» How to complete this task
Exact reproduction required: print each line of the material below.

» Dataset content

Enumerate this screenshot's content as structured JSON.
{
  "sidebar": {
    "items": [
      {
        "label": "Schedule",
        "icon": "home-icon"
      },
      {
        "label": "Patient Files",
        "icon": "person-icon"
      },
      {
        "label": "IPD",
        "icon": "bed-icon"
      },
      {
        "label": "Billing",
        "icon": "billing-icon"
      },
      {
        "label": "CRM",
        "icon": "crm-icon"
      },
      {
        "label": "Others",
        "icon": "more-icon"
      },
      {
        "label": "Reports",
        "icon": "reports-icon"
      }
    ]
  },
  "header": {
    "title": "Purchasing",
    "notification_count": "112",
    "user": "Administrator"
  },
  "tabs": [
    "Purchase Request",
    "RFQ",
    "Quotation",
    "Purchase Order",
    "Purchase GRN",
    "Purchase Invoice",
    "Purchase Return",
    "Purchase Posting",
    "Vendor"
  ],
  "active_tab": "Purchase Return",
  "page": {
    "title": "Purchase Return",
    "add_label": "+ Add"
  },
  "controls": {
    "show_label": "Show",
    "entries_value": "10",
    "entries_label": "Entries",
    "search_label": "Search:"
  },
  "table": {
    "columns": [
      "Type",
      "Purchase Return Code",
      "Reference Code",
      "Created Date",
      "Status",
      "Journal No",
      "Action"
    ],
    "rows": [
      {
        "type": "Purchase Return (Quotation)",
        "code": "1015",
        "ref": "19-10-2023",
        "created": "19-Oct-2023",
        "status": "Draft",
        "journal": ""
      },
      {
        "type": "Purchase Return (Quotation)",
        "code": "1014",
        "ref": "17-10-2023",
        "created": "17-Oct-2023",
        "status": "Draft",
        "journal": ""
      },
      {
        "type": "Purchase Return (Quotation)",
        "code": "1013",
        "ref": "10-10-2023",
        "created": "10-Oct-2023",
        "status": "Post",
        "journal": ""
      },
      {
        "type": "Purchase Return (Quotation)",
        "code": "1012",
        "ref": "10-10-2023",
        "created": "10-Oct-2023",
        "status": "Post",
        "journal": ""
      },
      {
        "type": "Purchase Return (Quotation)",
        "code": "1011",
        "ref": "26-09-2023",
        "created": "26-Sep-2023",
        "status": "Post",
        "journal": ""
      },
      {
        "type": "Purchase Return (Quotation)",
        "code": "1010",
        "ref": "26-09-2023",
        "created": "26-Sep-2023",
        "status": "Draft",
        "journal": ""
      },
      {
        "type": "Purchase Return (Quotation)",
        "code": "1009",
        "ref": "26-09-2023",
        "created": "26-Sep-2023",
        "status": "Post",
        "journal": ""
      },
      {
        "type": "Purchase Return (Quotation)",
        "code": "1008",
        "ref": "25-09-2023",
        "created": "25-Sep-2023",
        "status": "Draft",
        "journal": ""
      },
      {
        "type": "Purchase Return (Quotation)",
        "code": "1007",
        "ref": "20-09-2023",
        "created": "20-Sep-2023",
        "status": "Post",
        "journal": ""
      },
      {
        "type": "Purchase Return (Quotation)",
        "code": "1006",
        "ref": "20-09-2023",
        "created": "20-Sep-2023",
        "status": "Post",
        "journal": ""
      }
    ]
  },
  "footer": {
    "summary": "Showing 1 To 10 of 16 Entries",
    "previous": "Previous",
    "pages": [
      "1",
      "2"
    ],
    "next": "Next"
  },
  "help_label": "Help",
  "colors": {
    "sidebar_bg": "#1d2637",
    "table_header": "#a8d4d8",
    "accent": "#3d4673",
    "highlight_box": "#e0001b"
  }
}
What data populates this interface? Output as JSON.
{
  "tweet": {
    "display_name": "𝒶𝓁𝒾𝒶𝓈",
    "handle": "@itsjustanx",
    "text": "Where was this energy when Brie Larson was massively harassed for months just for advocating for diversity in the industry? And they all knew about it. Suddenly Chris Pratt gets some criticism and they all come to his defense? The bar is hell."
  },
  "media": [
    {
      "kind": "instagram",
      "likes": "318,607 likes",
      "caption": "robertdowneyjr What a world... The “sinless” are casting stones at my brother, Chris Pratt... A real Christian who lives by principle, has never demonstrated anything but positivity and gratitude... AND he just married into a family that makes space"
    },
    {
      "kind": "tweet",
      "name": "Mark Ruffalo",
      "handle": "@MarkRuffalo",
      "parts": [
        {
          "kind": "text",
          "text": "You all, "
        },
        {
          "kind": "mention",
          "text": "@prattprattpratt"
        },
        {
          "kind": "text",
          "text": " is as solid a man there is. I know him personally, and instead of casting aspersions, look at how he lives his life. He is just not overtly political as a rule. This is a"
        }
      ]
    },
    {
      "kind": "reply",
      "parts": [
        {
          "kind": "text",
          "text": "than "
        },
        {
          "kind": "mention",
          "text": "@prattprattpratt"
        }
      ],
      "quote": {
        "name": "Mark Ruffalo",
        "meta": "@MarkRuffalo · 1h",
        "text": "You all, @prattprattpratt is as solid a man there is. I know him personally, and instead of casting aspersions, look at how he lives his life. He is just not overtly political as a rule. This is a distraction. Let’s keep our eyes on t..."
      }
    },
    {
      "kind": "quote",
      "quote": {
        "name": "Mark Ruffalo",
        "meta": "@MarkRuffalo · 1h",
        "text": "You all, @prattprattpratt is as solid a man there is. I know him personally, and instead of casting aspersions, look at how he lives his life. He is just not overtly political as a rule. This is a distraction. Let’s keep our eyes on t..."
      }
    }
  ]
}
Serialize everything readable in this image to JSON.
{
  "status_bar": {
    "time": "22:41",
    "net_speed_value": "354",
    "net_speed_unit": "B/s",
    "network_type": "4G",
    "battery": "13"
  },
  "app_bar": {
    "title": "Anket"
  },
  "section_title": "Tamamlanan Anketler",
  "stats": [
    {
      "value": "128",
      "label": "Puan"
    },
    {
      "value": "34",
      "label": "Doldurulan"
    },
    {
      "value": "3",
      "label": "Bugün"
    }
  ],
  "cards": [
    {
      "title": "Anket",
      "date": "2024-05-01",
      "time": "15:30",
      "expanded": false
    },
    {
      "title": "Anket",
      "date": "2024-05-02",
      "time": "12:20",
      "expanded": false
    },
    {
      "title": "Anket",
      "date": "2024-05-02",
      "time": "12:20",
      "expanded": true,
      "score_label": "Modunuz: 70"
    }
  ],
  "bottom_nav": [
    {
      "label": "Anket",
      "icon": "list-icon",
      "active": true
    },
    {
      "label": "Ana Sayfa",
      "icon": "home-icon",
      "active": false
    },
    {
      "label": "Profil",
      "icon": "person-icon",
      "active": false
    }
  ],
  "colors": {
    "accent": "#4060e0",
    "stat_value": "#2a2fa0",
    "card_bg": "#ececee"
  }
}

» Result of this task
Enumerate this screenshot's content as structured JSON.
{
  "sidebar": {
    "items": [
      {
        "label": "Schedule",
        "icon": "home-icon"
      },
      {
        "label": "Patient Files",
        "icon": "person-icon"
      },
      {
        "label": "IPD",
        "icon": "bed-icon"
      },
      {
        "label": "Billing",
        "icon": "billing-icon"
      },
      {
        "label": "CRM",
        "icon": "crm-icon"
      },
      {
        "label": "Others",
        "icon": "more-icon"
      },
      {
        "label": "Reports",
        "icon": "reports-icon"
      }
    ]
  },
  "header": {
    "title": "Purchasing",
    "notification_count": "112",
    "user": "Administrator"
  },
  "tabs": [
    "Purchase Request",
    "RFQ",
    "Quotation",
    "Purchase Order",
    "Purchase GRN",
    "Purchase Invoice",
    "Purchase Return",
    "Purchase Posting",
    "Vendor"
  ],
  "active_tab": "Purchase Return",
  "page": {
    "title": "Purchase Return",
    "add_label": "+ Add"
  },
  "controls": {
    "show_label": "Show",
    "entries_value": "10",
    "entries_label": "Entries",
    "search_label": "Search:"
  },
  "table": {
    "columns": [
      "Type",
      "Purchase Return Code",
      "Reference Code",
      "Created Date",
      "Status",
      "Journal No",
      "Action"
    ],
    "rows": [
      {
        "type": "Purchase Return (Quotation)",
        "code": "1015",
        "ref": "19-10-2023",
        "created": "19-Oct-2023",
        "status": "Draft",
        "journal": ""
      },
      {
        "type": "Purchase Return (Quotation)",
        "code": "1014",
        "ref": "17-10-2023",
        "created": "17-Oct-2023",
        "status": "Draft",
        "journal": ""
      },
      {
        "type": "Purchase Return (Quotation)",
        "code": "1013",
        "ref": "10-10-2023",
        "created": "10-Oct-2023",
        "status": "Post",
        "journal": ""
      },
      {
        "type": "Purchase Return (Quotation)",
        "code": "1012",
        "ref": "10-10-2023",
        "created": "10-Oct-2023",
        "status": "Post",
        "journal": ""
      },
      {
        "type": "Purchase Return (Quotation)",
        "code": "1011",
        "ref": "26-09-2023",
        "created": "26-Sep-2023",
        "status": "Post",
        "journal": ""
      },
      {
        "type": "Purchase Return (Quotation)",
        "code": "1010",
        "ref": "26-09-2023",
        "created": "26-Sep-2023",
        "status": "Draft",
        "journal": ""
      },
      {
        "type": "Purchase Return (Quotation)",
        "code": "1009",
        "ref": "26-09-2023",
        "created": "26-Sep-2023",
        "status": "Post",
        "journal": ""
      },
      {
        "type": "Purchase Return (Quotation)",
        "code": "1008",
        "ref": "25-09-2023",
        "created": "25-Sep-2023",
        "status": "Draft",
        "journal": ""
      },
      {
        "type": "Purchase Return (Quotation)",
        "code": "1007",
        "ref": "20-09-2023",
        "created": "20-Sep-2023",
        "status": "Post",
        "journal": ""
      },
      {
        "type": "Purchase Return (Quotation)",
        "code": "1006",
        "ref": "20-09-2023",
        "created": "20-Sep-2023",
        "status": "Post",
        "journal": ""
      }
    ]
  },
  "footer": {
    "summary": "Showing 1 To 10 of 16 Entries",
    "previous": "Previous",
    "pages": [
      "1",
      "2"
    ],
    "next": "Next"
  },
  "help_label": "Help",
  "colors": {
    "sidebar_bg": "#1d2637",
    "table_header": "#a8d4d8",
    "accent": "#3d4673",
    "highlight_box": "#e0001b"
  }
}
What data populates this interface? Output as JSON.
{
  "tweet": {
    "display_name": "𝒶𝓁𝒾𝒶𝓈",
    "handle": "@itsjustanx",
    "text": "Where was this energy when Brie Larson was massively harassed for months just for advocating for diversity in the industry? And they all knew about it. Suddenly Chris Pratt gets some criticism and they all come to his defense? The bar is hell."
  },
  "media": [
    {
      "kind": "instagram",
      "likes": "318,607 likes",
      "caption": "robertdowneyjr What a world... The “sinless” are casting stones at my brother, Chris Pratt... A real Christian who lives by principle, has never demonstrated anything but positivity and gratitude... AND he just married into a family that makes space"
    },
    {
      "kind": "tweet",
      "name": "Mark Ruffalo",
      "handle": "@MarkRuffalo",
      "parts": [
        {
          "kind": "text",
          "text": "You all, "
        },
        {
          "kind": "mention",
          "text": "@prattprattpratt"
        },
        {
          "kind": "text",
          "text": " is as solid a man there is. I know him personally, and instead of casting aspersions, look at how he lives his life. He is just not overtly political as a rule. This is a"
        }
      ]
    },
    {
      "kind": "reply",
      "parts": [
        {
          "kind": "text",
          "text": "than "
        },
        {
          "kind": "mention",
          "text": "@prattprattpratt"
        }
      ],
      "quote": {
        "name": "Mark Ruffalo",
        "meta": "@MarkRuffalo · 1h",
        "text": "You all, @prattprattpratt is as solid a man there is. I know him personally, and instead of casting aspersions, look at how he lives his life. He is just not overtly political as a rule. This is a distraction. Let’s keep our eyes on t..."
      }
    },
    {
      "kind": "quote",
      "quote": {
        "name": "Mark Ruffalo",
        "meta": "@MarkRuffalo · 1h",
        "text": "You all, @prattprattpratt is as solid a man there is. I know him personally, and instead of casting aspersions, look at how he lives his life. He is just not overtly political as a rule. This is a distraction. Let’s keep our eyes on t..."
      }
    }
  ]
}
Serialize everything readable in this image to JSON.
{
  "status_bar": {
    "time": "22:41",
    "net_speed_value": "354",
    "net_speed_unit": "B/s",
    "network_type": "4G",
    "battery": "13"
  },
  "app_bar": {
    "title": "Anket"
  },
  "section_title": "Tamamlanan Anketler",
  "stats": [
    {
      "value": "128",
      "label": "Puan"
    },
    {
      "value": "34",
      "label": "Doldurulan"
    },
    {
      "value": "3",
      "label": "Bugün"
    }
  ],
  "cards": [
    {
      "title": "Anket",
      "date": "2024-05-01",
      "time": "15:30",
      "expanded": false
    },
    {
      "title": "Anket",
      "date": "2024-05-02",
      "time": "12:20",
      "expanded": false
    },
    {
      "title": "Anket",
      "date": "2024-05-02",
      "time": "12:20",
      "expanded": true,
      "score_label": "Modunuz: 70"
    }
  ],
  "bottom_nav": [
    {
      "label": "Anket",
      "icon": "list-icon",
      "active": true
    },
    {
      "label": "Ana Sayfa",
      "icon": "home-icon",
      "active": false
    },
    {
      "label": "Profil",
      "icon": "person-icon",
      "active": false
    }
  ],
  "colors": {
    "accent": "#4060e0",
    "stat_value": "#2a2fa0",
    "card_bg": "#ececee"
  }
}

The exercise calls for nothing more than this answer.